Segment Open

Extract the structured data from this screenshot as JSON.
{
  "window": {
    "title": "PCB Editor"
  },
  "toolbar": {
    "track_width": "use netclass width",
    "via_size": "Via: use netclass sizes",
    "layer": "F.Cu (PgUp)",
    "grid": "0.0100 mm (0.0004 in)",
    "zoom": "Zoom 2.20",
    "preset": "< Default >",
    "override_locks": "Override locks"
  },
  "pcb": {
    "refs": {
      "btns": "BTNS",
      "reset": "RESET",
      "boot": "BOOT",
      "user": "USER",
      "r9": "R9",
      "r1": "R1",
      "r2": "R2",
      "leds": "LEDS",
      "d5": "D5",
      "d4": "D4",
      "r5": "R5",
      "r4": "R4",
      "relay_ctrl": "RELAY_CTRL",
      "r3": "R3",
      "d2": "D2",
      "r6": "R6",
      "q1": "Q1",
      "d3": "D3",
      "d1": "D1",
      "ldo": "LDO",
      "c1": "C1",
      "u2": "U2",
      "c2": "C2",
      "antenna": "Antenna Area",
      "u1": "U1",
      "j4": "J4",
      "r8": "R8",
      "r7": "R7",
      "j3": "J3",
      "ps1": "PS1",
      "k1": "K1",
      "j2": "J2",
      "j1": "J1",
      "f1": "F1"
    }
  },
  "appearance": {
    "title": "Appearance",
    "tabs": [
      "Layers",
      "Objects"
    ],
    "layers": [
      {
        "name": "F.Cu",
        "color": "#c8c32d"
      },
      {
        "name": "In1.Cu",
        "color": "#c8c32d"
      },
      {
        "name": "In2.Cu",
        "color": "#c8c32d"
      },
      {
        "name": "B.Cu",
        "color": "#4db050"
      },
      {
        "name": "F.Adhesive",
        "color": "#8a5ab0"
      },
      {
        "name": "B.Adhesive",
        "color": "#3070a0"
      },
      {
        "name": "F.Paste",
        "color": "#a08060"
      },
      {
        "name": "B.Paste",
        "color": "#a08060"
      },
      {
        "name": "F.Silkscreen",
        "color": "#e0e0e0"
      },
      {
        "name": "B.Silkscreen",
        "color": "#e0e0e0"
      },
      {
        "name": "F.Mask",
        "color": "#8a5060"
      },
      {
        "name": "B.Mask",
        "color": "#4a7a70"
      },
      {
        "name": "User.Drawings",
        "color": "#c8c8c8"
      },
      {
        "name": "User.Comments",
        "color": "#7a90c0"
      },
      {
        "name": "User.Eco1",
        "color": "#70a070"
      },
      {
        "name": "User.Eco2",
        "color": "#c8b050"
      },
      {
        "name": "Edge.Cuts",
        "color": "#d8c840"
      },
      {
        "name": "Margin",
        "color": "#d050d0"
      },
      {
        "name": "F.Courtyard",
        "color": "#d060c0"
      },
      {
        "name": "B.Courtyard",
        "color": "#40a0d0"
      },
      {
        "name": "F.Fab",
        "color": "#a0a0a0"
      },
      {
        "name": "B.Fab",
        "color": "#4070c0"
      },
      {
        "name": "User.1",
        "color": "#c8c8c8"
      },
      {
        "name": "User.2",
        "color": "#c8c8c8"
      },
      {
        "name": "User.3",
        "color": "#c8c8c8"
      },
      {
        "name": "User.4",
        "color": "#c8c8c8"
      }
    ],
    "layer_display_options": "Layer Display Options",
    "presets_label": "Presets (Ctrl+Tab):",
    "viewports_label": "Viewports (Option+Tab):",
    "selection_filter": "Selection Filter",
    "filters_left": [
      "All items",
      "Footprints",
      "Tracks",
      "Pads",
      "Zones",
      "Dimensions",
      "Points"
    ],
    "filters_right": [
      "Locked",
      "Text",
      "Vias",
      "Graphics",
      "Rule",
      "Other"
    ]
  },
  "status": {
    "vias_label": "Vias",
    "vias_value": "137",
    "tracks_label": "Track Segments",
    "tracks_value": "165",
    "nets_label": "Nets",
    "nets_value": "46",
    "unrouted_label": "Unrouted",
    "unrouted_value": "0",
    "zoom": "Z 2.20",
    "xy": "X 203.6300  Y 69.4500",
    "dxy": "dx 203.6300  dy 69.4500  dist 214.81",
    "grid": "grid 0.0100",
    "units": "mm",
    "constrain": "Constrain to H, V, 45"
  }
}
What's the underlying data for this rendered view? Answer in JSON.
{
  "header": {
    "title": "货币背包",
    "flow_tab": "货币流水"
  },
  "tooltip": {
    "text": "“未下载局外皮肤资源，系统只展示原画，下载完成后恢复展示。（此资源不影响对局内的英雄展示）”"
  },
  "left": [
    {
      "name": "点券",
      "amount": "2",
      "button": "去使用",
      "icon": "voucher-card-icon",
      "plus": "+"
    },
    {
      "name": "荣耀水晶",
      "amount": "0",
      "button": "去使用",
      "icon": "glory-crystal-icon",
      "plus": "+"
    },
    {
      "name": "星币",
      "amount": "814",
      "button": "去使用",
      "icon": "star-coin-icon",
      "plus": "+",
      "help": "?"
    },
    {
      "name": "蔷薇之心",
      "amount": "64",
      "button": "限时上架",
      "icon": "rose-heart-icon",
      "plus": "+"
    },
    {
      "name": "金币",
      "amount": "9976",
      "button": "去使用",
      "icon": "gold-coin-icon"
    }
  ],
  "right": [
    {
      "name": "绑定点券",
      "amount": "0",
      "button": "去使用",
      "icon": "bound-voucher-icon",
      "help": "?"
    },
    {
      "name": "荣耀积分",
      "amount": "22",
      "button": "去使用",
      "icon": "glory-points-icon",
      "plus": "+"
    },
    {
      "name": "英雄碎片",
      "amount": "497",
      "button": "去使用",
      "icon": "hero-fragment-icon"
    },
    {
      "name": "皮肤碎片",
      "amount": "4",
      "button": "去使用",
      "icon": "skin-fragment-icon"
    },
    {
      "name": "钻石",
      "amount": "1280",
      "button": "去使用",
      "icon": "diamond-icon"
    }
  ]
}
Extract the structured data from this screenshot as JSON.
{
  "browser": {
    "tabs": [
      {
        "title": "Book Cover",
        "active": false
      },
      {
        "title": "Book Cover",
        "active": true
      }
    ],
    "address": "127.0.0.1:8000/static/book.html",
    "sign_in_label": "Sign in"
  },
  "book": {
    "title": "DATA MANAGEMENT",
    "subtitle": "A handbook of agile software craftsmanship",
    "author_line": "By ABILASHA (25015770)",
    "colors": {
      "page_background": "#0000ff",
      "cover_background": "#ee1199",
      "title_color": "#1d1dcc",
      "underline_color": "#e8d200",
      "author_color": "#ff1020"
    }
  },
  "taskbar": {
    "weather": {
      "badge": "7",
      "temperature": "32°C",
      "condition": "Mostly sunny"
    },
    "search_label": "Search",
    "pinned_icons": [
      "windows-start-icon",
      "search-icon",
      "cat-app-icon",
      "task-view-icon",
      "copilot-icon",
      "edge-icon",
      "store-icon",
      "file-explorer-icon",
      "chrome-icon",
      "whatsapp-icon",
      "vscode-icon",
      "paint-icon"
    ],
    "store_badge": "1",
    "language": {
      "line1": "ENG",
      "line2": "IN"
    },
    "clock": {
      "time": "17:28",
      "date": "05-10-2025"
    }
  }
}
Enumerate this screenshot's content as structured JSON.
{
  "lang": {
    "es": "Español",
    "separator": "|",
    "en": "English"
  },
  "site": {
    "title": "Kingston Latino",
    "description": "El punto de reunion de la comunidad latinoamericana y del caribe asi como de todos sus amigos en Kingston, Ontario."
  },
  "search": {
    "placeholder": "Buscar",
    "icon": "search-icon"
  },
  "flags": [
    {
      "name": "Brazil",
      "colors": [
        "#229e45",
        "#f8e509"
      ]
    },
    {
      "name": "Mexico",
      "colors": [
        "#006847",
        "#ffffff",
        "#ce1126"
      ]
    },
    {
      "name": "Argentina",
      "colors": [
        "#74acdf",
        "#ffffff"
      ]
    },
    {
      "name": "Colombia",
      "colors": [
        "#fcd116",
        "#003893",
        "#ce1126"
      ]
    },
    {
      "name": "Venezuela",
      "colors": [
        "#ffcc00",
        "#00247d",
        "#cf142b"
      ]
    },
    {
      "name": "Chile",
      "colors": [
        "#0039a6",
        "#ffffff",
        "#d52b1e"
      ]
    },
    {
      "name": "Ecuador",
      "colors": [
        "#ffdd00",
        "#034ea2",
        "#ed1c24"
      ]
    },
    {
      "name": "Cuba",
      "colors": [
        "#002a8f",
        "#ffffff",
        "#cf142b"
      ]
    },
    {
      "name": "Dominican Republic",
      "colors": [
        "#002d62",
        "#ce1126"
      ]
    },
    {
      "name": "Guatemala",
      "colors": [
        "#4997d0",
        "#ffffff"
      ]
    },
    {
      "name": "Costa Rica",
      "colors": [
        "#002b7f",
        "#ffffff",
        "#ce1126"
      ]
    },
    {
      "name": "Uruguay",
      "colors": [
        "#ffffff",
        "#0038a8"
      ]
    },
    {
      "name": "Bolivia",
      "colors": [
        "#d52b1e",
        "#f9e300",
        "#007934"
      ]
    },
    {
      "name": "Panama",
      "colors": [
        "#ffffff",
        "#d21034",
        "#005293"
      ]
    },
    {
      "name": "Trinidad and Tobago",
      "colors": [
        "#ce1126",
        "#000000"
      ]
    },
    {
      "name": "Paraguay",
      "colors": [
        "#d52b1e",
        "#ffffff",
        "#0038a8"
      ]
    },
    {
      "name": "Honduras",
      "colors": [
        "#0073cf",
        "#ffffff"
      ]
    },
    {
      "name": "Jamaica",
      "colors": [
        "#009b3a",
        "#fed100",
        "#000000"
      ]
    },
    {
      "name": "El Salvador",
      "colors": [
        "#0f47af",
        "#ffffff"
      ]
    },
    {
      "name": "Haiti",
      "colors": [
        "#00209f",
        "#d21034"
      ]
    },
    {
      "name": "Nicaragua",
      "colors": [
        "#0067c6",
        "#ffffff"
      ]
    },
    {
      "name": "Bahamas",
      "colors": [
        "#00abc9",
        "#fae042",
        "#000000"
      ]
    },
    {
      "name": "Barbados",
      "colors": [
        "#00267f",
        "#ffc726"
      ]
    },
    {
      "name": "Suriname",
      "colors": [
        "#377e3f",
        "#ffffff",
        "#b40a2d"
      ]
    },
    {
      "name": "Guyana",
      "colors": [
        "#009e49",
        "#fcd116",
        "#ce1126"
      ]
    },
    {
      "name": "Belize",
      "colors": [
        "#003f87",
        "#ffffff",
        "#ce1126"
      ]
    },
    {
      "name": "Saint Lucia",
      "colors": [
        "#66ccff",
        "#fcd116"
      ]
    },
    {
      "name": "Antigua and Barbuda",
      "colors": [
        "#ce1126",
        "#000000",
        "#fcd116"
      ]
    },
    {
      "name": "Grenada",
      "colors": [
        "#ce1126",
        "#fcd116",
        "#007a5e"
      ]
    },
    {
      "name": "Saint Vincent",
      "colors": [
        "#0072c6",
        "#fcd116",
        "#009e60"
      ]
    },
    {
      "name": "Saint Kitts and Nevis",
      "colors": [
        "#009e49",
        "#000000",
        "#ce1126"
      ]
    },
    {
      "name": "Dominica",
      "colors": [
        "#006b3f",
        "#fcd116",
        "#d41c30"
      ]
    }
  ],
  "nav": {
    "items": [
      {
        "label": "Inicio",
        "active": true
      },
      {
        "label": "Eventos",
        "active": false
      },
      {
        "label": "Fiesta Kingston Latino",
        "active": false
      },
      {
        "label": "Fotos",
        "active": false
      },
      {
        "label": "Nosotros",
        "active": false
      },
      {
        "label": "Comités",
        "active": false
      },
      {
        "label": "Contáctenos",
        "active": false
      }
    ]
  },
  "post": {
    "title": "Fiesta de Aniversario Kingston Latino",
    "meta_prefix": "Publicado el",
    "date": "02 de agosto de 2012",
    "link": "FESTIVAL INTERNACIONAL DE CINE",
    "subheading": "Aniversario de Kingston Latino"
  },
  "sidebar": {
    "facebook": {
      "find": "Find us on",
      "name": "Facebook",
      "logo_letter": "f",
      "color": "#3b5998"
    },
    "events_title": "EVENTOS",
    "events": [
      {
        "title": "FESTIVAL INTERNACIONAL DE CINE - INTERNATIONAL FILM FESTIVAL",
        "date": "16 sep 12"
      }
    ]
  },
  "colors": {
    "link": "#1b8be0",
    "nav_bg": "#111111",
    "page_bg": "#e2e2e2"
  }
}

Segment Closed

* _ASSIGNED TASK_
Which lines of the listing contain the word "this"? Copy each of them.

* _EXERCISE SOLUTION_
Extract the structured data from this screenshot as JSON.
What's the underlying data for this rendered view? Answer in JSON.
Extract the structured data from this screenshot as JSON.
Enumerate this screenshot's content as structured JSON.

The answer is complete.